Fithcheall and Gwyddbwyll: Hnefatafl or Not?
Saturday, 17th January 2015
Many web sites about hnefatafl feature an Irish game, fithcheall (also spelt fidchell or ficheall), and a related Welsh game called gwyddbwyll. Not only do they identify these games as hnefatafl variants, but they often give precise board layouts. Tafl, the e-book by Jesse Robinson, goes so far as to give full sets of rules for them. But not everyone thinks that these games belong in the hnefatafl family.
In scholarly books and papers there is more controversy. R. C. Bell in his 1969 book Board and Table Games 2 identified fithcheall as a tafl game, leaving its rules as a puzzle for the reader.
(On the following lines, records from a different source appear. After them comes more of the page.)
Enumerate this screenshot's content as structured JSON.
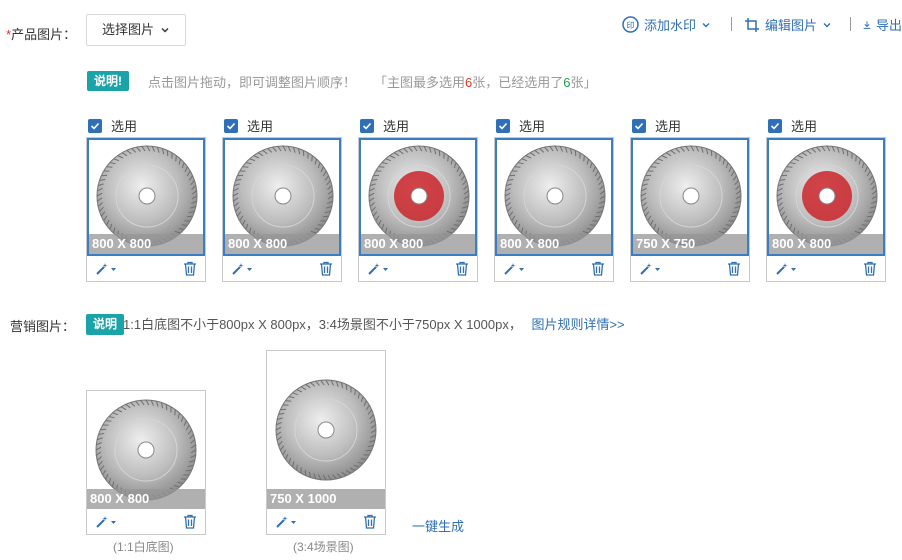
{
  "product": {
    "required_mark": "*",
    "label": "产品图片：",
    "select_button": "选择图片",
    "toolbar": {
      "watermark": "添加水印",
      "edit": "编辑图片",
      "export": "导出"
    },
    "tip_badge": "说明!",
    "tip_text": "点击图片拖动，即可调整图片顺序！",
    "tip_limit_prefix": "「主图最多选用",
    "tip_limit_max": "6",
    "tip_limit_mid": "张，已经选用了",
    "tip_limit_used": "6",
    "tip_limit_suffix": "张」",
    "check_label": "选用",
    "images": [
      {
        "size": "800 X 800"
      },
      {
        "size": "800 X 800"
      },
      {
        "size": "800 X 800"
      },
      {
        "size": "800 X 800"
      },
      {
        "size": "750 X 750"
      },
      {
        "size": "800 X 800"
      }
    ]
  },
  "marketing": {
    "label": "营销图片：",
    "badge": "说明",
    "rule_text": "1:1白底图不小于800px X 800px，3:4场景图不小于750px X 1000px，",
    "rule_link": "图片规则详情>>",
    "images": [
      {
        "size": "800 X 800",
        "caption": "(1:1白底图)"
      },
      {
        "size": "750 X 1000",
        "caption": "(3:4场景图)"
      }
    ],
    "generate_link": "一键生成"
  },
  "colors": {
    "accent": "#2f6fb5",
    "teal": "#1aa3a8",
    "highlight": "#e5341a"
  }
}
Ranged against him is one of his sources, H. J. R. Murray, who thought that the game was more like the ludus latrunculorum of the Romans. D. Parlett agrees with Murray, but gives some attention to sources that support Bell's reasoning.
Both games are often mentioned in the literature of their respective cultures, but as is so often the case with games in that era, nobody wrote down the rules. The attention was always (quite rightly) on the context of the game, and on the people playing it. Welsh sources like the Mabinogion described a wonderful gwyddbwyll game that played itself, and Irish sources have some amusing stories about cheating at fithcheall. But the scholarship of Eoin MacWhite, in his 1945 article Early Irish Board Games, managed to pick out some hard information from many of the stories.
Irish stories tell us by dialogues and similes three interesting facts. One, that captures in fithcheall were made by surrounding a piece with two enemies. Two, that pieces moved probably in rook fashion. These two facts could make fithcheall a hnefatafl or a latrunculi game. But the third interesting fact, which comes up more than once, is that the two sides had equal numbers of pieces. This would identify fithcheall firmly as a game of the latrunculi type.
Murray also notes that by A.D. 1000 in Ireland, fithcheall gradually gave way to brandub as the board game of choice to introduce into a story. In Wales there was a similar trend: gwyddbwyll was mentioned less, and tawlbwrdd more, in these contexts. Both of the later games can be identified positively as hnefatafl variants, so in each country the evidence supports what was probably an old Roman game being supplanted by a new game introduced by the Vikings. In both countries these new games would eventually be replaced by an Indian game introduced by the Normans.
On the basis of this evidence, I'd therefore be inclined to exclude fithcheall and gwyddbwyll from the hnefatafl family of games. Their precise rules will probably remain a mystery, but if I were to reconstruct them I'd follow Murray and take latrunculi as a basis.